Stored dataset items
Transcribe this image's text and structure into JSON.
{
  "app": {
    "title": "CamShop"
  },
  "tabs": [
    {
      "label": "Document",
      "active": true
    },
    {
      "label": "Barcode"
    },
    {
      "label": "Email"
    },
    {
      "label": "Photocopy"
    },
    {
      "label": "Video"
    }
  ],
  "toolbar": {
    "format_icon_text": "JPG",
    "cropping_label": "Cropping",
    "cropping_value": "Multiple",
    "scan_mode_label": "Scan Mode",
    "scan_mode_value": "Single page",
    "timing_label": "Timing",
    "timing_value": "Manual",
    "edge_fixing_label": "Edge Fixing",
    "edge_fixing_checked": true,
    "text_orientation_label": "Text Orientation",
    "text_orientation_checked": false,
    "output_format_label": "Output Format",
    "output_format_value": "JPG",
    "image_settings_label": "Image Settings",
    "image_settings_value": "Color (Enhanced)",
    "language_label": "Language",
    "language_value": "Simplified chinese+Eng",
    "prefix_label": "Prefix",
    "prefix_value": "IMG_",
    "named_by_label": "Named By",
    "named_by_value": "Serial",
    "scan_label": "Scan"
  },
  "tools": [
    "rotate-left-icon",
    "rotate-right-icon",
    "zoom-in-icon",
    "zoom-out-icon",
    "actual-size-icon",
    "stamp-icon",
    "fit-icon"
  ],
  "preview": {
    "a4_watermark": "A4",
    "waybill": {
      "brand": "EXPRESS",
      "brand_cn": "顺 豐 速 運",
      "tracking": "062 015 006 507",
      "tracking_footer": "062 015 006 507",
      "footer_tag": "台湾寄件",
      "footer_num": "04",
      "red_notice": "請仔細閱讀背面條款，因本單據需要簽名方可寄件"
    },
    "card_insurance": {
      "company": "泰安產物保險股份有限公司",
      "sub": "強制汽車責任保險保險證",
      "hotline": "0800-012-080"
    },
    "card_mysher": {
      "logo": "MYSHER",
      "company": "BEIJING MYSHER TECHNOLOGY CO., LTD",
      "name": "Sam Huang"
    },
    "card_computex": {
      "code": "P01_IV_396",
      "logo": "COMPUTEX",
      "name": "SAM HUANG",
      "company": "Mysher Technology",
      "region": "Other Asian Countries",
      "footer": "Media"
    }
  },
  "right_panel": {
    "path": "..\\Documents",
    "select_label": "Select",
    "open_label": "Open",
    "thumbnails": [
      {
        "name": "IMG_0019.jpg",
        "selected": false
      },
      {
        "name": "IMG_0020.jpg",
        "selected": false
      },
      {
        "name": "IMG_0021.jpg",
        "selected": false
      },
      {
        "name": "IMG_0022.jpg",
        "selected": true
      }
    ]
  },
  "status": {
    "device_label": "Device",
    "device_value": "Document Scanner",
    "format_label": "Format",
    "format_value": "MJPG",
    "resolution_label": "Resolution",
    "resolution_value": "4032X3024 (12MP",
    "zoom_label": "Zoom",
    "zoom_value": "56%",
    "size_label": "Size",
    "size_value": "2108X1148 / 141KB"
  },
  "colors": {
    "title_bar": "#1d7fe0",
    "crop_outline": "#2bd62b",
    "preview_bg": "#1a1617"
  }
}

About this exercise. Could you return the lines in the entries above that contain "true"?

Solution.
      "active": true
    "edge_fixing_checked": true,
        "selected": true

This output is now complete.